TRY IT
Return every line of the data below that includes the string "accent".
#####
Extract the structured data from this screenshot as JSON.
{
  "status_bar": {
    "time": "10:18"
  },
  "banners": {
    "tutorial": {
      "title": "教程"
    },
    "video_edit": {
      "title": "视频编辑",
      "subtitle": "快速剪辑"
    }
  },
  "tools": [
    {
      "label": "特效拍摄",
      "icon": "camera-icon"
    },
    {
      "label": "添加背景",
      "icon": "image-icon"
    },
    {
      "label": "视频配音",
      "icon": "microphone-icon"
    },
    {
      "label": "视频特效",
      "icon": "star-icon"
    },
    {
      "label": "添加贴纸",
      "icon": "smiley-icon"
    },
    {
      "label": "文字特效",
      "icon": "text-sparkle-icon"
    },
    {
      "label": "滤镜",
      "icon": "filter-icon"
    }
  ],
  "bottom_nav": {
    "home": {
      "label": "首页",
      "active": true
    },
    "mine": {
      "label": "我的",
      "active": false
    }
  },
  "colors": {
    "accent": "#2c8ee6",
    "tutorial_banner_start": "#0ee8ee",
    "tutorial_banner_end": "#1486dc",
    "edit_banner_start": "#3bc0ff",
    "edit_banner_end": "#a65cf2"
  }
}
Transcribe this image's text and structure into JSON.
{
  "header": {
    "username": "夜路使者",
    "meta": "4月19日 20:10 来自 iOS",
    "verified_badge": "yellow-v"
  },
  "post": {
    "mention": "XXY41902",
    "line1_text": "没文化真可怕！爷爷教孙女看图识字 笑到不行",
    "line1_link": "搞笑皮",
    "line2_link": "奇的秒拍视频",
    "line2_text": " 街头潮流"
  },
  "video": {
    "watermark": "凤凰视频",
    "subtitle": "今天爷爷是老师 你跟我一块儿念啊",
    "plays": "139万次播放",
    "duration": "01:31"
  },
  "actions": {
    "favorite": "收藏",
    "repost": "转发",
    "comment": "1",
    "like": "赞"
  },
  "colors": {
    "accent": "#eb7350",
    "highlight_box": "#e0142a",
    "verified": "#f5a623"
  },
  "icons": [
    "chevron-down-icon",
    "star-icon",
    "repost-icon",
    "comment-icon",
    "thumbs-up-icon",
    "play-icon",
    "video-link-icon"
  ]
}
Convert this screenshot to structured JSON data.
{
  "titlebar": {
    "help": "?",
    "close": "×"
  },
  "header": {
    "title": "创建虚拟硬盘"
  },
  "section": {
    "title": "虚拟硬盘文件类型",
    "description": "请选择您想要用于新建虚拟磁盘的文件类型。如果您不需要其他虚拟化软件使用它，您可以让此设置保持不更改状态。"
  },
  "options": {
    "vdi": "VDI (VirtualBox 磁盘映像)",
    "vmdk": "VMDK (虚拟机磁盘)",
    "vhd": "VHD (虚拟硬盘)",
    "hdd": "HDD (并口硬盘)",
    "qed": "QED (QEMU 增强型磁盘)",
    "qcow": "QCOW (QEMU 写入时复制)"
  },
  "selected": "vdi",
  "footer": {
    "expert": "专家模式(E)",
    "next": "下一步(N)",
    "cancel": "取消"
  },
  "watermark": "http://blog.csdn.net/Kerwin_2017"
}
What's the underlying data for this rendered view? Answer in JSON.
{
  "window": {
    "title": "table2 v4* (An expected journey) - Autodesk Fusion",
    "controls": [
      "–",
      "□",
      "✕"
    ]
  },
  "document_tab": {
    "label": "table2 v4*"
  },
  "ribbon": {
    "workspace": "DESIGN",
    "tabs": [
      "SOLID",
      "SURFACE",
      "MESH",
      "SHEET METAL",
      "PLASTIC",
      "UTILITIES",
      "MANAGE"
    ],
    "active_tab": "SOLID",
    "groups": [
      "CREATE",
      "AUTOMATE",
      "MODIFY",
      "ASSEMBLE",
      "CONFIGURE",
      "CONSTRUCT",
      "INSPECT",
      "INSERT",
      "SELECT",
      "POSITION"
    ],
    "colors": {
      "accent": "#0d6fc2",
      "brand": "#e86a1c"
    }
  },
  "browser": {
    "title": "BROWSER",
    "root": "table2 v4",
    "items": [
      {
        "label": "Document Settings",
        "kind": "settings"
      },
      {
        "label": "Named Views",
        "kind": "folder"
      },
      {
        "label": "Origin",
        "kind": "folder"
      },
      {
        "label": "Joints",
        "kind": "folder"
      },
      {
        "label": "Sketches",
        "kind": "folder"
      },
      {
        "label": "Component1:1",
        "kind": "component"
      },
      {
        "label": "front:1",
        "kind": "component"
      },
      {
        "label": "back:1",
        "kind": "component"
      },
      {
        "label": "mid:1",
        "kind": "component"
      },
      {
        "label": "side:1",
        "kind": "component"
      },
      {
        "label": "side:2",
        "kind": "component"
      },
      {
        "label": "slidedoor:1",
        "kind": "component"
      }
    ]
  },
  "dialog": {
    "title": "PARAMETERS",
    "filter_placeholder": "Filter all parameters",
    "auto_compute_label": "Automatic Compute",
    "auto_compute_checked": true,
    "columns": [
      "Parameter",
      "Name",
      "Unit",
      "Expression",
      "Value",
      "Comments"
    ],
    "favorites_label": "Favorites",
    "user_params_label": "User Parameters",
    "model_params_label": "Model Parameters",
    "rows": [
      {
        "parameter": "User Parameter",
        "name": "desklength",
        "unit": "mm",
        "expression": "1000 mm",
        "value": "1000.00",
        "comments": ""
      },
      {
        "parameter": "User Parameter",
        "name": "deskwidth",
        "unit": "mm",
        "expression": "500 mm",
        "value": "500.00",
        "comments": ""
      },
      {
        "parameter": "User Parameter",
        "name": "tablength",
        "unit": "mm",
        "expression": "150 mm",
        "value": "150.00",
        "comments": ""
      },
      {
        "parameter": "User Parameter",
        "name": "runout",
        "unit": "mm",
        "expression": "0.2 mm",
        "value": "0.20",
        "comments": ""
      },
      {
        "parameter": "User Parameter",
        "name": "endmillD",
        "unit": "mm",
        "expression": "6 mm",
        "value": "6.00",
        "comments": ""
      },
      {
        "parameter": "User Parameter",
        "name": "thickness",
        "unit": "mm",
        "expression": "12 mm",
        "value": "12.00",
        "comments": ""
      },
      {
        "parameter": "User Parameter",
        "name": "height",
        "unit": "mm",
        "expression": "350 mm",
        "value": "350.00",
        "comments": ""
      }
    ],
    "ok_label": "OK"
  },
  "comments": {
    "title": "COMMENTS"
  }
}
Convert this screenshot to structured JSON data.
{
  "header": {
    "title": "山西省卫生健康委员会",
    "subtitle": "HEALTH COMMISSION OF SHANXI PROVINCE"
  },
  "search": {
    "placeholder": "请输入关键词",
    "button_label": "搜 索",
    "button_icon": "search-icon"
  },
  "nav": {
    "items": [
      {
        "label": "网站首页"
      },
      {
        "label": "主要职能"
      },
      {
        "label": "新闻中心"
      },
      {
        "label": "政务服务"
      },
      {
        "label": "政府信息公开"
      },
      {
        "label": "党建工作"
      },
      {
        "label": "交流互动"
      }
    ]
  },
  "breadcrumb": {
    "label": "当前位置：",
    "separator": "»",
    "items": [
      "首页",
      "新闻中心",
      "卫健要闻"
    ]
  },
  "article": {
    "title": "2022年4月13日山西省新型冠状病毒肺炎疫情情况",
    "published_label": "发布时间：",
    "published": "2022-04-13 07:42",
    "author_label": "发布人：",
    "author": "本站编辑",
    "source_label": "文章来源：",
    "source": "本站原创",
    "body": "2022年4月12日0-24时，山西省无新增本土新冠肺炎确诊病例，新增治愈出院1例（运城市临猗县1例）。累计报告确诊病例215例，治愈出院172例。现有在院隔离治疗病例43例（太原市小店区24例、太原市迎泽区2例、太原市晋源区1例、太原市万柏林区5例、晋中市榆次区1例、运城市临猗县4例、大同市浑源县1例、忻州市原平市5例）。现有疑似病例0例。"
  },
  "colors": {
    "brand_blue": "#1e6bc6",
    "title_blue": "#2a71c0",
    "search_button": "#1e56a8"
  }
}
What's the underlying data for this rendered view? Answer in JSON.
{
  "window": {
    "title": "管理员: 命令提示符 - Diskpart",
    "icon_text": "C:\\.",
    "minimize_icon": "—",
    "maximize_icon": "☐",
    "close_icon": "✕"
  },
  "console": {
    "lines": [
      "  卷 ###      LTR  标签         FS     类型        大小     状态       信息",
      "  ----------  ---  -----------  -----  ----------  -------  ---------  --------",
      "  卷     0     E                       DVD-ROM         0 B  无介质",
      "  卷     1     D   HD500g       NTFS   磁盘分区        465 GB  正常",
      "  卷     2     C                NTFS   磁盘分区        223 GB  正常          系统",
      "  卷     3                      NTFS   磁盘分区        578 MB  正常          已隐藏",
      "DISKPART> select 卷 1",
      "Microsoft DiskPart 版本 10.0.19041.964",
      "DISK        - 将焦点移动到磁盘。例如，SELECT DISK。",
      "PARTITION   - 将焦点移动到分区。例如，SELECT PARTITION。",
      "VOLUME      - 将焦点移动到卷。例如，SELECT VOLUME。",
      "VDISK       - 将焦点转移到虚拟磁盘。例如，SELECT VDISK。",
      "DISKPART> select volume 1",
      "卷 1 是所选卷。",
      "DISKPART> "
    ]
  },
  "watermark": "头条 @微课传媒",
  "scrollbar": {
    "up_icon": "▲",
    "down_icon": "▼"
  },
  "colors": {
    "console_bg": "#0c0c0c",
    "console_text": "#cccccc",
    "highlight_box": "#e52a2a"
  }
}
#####
WRITTEN RESPONSE
    "accent": "#2c8ee6",
    "accent": "#eb7350",
      "accent": "#0d6fc2",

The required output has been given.